The Federal Reserve is scouring the horizon for signs of new bubbles, Chairman Ben Bernanke said today in Chicago during a speech on how the central bank monitors the financial system. “In light of the current low interest rate environment,” he said, “we are watching particularly closely for instances of ‘reaching for yield’ and other forms of excessive risk-taking, which may affect asset prices and their relationships with fundamentals.” (Another interesting highlight: He also said the shadow banking system continues to pose risks.)
Not all bubbles are created equal, however. Inflated asset prices fueled by irrational expectations don’t necessarily pose an existential threat to the financial sector, the chairman noted. The Fed is trying to spot a particular type of bubble. One, for example, that is associated with high levels of leverage and low liquidity, or links that could spread the repercussions of a sudden, sharp drop in prices through the entire system.
More important than spotting the possible triggers of a hypothetical crisis, Bernanke remarked, is identifying the vulnerabilities that could amplify it. The triggers “are the particular events that touch off the crisis—the proximate causes, if you will.” Vulnerabilities, by contrast, are preexisting features that can, say, turn a housing downturn into a financial meltdown. And bubbly asset prices, he said, are triggers.
Focusing on the vulnerabilities makes sense. As Bernanke himself noted, economists have a poor track record on anticipating bubbles. (The New York Times‘ Paul Krugman yesterday reminded everyone that there isn’t even an agreed-upon definition of what a bubble is.) So relying for stability on the Fed’s ability to zero-in on every instance of suspiciously levitating asset prices would be risky indeed.
This “we watch for bubbles but there are caveats” approach echoes Bank of Canada Governor Mark Carney’s remarks last week in Alberta. Essentially, he said the recently expanded duties of central banks as guarantors of financial stability don’t necessarily mean they should go on a bubble-bursting spree.
And interestingly, the governor has long been discussing a caveat that Bernanke did not mention. On Canada’s record-high housing prices, Carney’s position is that monetary policy should be a weapon of last resort. That’s because the bubble (of course he didn’t use that word) affects only one sector of the economy, according to Carney. Much better to leave it to the government to try and gradually let the air out via tighter mortgage regulations than for the Bank of Canada to use the bazooka approach of an interest rate hike, which would reverberate across the entire economy.

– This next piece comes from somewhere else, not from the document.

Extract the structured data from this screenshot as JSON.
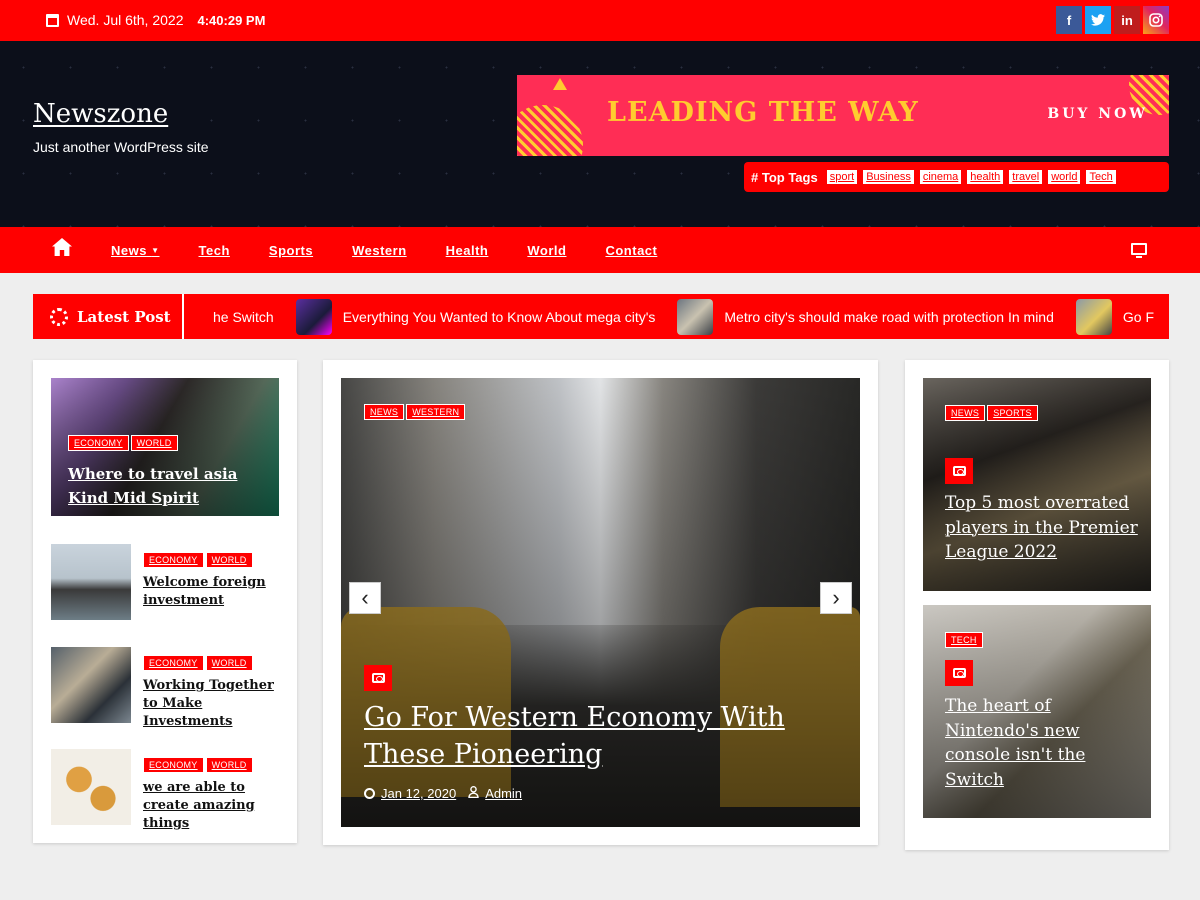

We might soon find out whether he’s right. That would likely make Canada the first test of central bankers’ new intuitions.
Erica Alini is a California-based reporter and a regular contributor to CanadianBusiness.com, where she covers the U.S. economy. Follow her on Twitter: @ealini.